Luckily, nothing like that happened. Indeed, Hall mentions that while their competitors had to deal with bumpy washboard sections, Eleanor’s suspension basically ironed the bumps away. And nothing on the suspension broke. Although the Cullinan’s long wheelbase meant certain hills had to be traversed at an angle and low speed, nothing really disturbed the ride. And while 9” of ground clearance doesn’t sound like a lot, Hall reports that it was often more than enough. Sometimes, the rocks didn’t even scratch the skidplate.

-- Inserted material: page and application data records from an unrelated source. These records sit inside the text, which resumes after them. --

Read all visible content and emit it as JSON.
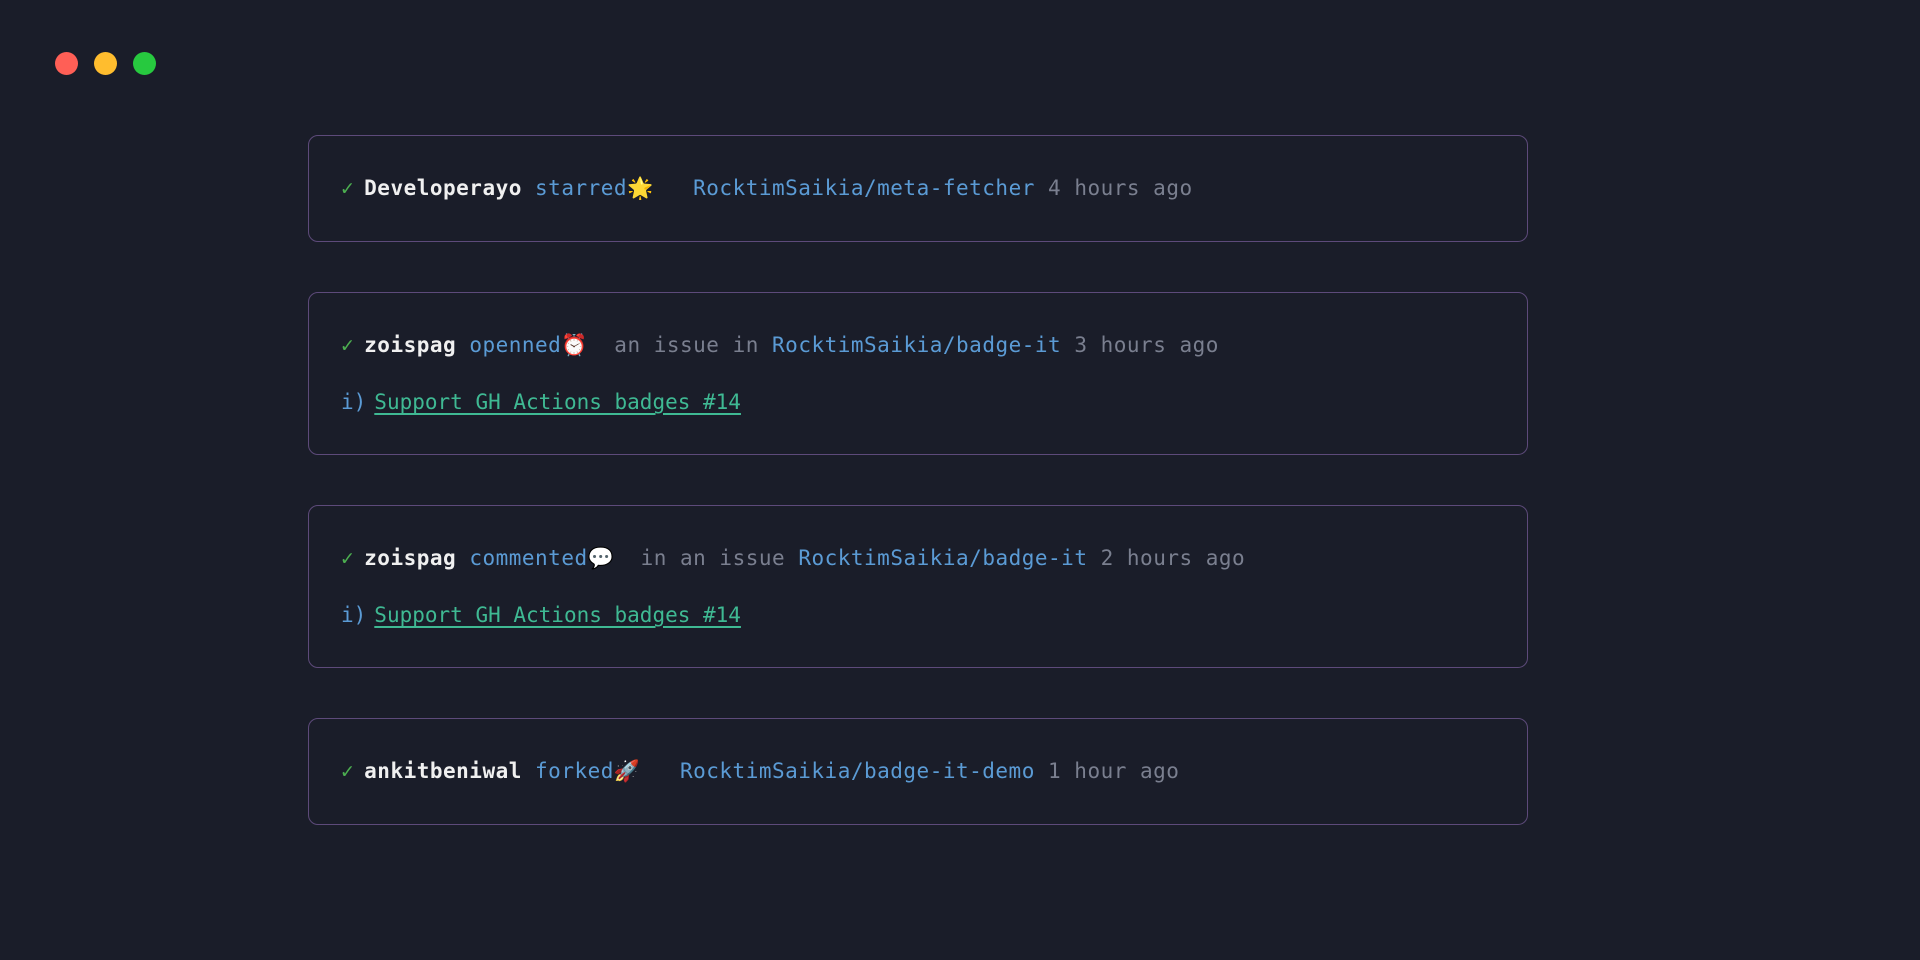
{
  "feed": [
    {
      "check": "✓",
      "actor": "Developerayo",
      "verb": "starred",
      "emoji": "🌟",
      "extra": "",
      "repo": "RocktimSaikia/meta-fetcher",
      "time": "4 hours ago",
      "detail": null
    },
    {
      "check": "✓",
      "actor": "zoispag",
      "verb": "openned",
      "emoji": "⏰",
      "extra": "an issue in",
      "repo": "RocktimSaikia/badge-it",
      "time": "3 hours ago",
      "detail": {
        "marker": "i)",
        "title": "Support GH Actions badges #14"
      }
    },
    {
      "check": "✓",
      "actor": "zoispag",
      "verb": "commented",
      "emoji": "💬",
      "extra": "in an issue",
      "repo": "RocktimSaikia/badge-it",
      "time": "2 hours ago",
      "detail": {
        "marker": "i)",
        "title": "Support GH Actions badges #14"
      }
    },
    {
      "check": "✓",
      "actor": "ankitbeniwal",
      "verb": "forked",
      "emoji": "🚀",
      "extra": "",
      "repo": "RocktimSaikia/badge-it-demo",
      "time": "1 hour ago",
      "detail": null
    }
  ]
}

The Cullinan’s other features also came in handy. The A/C kept them cool in the hot desert. The massaging seats soothed sore muscles. Hall even used the in-door umbrella to shade Donaghe from the sun during coordinate triangulation. The V12’s power often saved the team during timed sections. And there was enough torque to let the Cullinan simply creep up hills, rather than having to build up speed.
All this meant the Roadshow team handily won the Rebelle Rally. Not just in the Crossover class—the Cullinan won the race outright.
Did anything go wrong?
Not that the Rebelle Rally was all smooth-sailing. The Roadshow team had to fit the Rolls-Royce Cullinan with its 21” snow-tire package; no suitable all-terrain tires were available. The soft sidewalls weren’t ideal for desert racing, and the team suffered several punctures. Although most owners won’t take their Cullinans this far off-road, Hall would like to see Rolls-Royce offer a proper off-road wheel and tire package.
Hall also reported that the Cullinan’s electronics sometimes had problems with the desert. The parking sensors kept getting confused by rocks and obstacles, for one. For another, the Cullinan goes into limp mode if the door is even slightly ajar. The team once got the SUV stuck in the sand, and limp mode meant speed dropped to about 4 mph. Eleanor could get free, but then get stuck again.
Still, finishing in first with so few issues is an incredible achievement. It’s clear, then, that the Rolls-Royce Cullinan isn’t just an expensive toy.